Louisiana Governor Appeals LGBT Executive Order Ruling to State Supreme Court

Ogletree Deakins • December 13, 2017
On December 1, 2017, Louisiana Governor John Bel Edwards (D) appealed a state appellate court decision holding that Executive Order JBE 2016 – 11, which seeks to protect the rights of lesbian, bisexual, gay, transgender individuals, and other protected classes from discrimination by Louisiana agencies, departments and contractors was unconstitutional.

Missouri Court Tackles Sex Stereotyping, Highlights Sexual Orientation and Gender Identity Issues

Ogletree Deakins • December 13, 2017
While nearly half of all states expressly prohibit discrimination based on sexual orientation and/or gender identity, Missouri is not one of those states. However, the Missouri Court of Appeals recently issued a decision in favor of a gay employee who filed a lawsuit alleging sex discrimination based on sex stereotyping. Lampley v. Missouri Commission on Human Rights, No. WD80288 (October 24, 2017).

DLSE Reverses Its Position on California Rest Breaks

Jackson Lewis P.C. • December 11, 2017
In November 2017, the California Labor Commissioner’s office, Division of Labor Standards Enforcement (“DLSE”), published updated guidance on employer provided paid 10-minute rest breaks.

Localities and the Compensation History Ban: Next Stop Albany County
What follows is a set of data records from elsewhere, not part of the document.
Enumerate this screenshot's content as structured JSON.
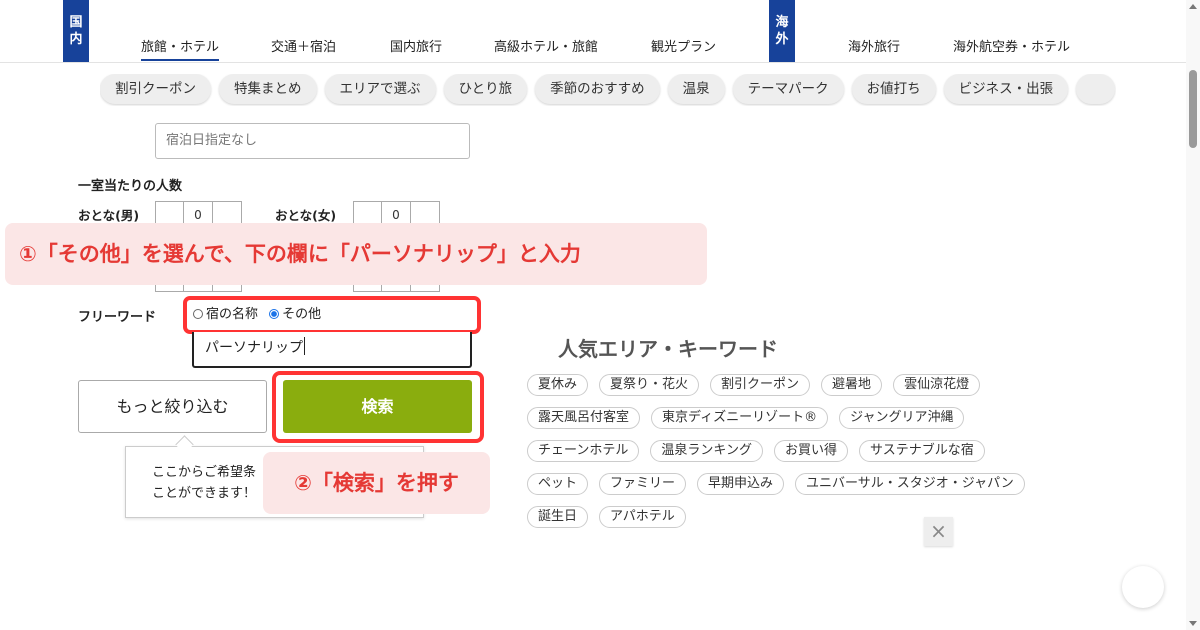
{
  "nav": {
    "domestic_badge": [
      "国",
      "内"
    ],
    "overseas_badge": [
      "海",
      "外"
    ],
    "tabs": [
      "旅館・ホテル",
      "交通＋宿泊",
      "国内旅行",
      "高級ホテル・旅館",
      "観光プラン",
      "海外旅行",
      "海外航空券・ホテル"
    ],
    "active_tab": "旅館・ホテル"
  },
  "chips": [
    "割引クーポン",
    "特集まとめ",
    "エリアで選ぶ",
    "ひとり旅",
    "季節のおすすめ",
    "温泉",
    "テーマパーク",
    "お値打ち",
    "ビジネス・出張"
  ],
  "form": {
    "date_placeholder": "宿泊日指定なし",
    "guests_label": "一室当たりの人数",
    "adult_male_label": "おとな(男)",
    "adult_male_value": "0",
    "adult_female_label": "おとな(女)",
    "adult_female_value": "0",
    "freeword_label": "フリーワード",
    "radio_name_label": "宿の名称",
    "radio_other_label": "その他",
    "radio_selected": "その他",
    "freeword_value": "パーソナリップ",
    "more_button": "もっと絞り込む",
    "search_button": "検索",
    "tooltip_line1": "ここからご希望条",
    "tooltip_line2": "ことができます！"
  },
  "annotations": {
    "step1": "①「その他」を選んで、下の欄に「パーソナリップ」と入力",
    "step2": "②「検索」を押す"
  },
  "popular": {
    "title": "人気エリア・キーワード",
    "rows": [
      [
        "夏休み",
        "夏祭り・花火",
        "割引クーポン",
        "避暑地",
        "雲仙涼花燈"
      ],
      [
        "露天風呂付客室",
        "東京ディズニーリゾート®",
        "ジャングリア沖縄"
      ],
      [
        "チェーンホテル",
        "温泉ランキング",
        "お買い得",
        "サステナブルな宿"
      ],
      [
        "ペット",
        "ファミリー",
        "早期申込み",
        "ユニバーサル・スタジオ・ジャパン"
      ],
      [
        "誕生日",
        "アパホテル"
      ]
    ]
  },
  "close_label": "×",
  "colors": {
    "navy": "#17429a",
    "search_green": "#8aad0e",
    "annotation_red": "#e53935",
    "highlight_border": "#ff3333"
  }
}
Jackson Lewis P.C. • December 08, 2017
New York Governor Andrew Cuomo has long supported measures related to pay equity. In 2015, he signed a pay equity law that prohibited an employee from being paid a lower wage on the basis on gender. Similarly, in early 2017, Cuomo signed an executive order prohibiting state agencies from making pre-employment offer inquiries about a candidate’s prior or current salary.

New York Releases Paid Family Leave Statement of Rights and Model Policy Language

Ogletree Deakins • December 07, 2017
As we previously reported, the New York State Paid Family Leave Law (PFL) will go into effect on January 1, 2018, requiring virtually all private employers in New York to provide paid family leave benefits to eligible employees.

Bill Would Revise New Jersey Law Against Discrimination to Limit Employment Agreements

Jackson Lewis P.C. • December 07, 2017
A bill in the New Jersey State Senate would effectively prohibit jury waivers, arbitration clauses, and non-disclosure provisions related to claims under the New Jersey Law Against Discrimination, N.J.S.A. § 10:5-1, et seq. (LAD).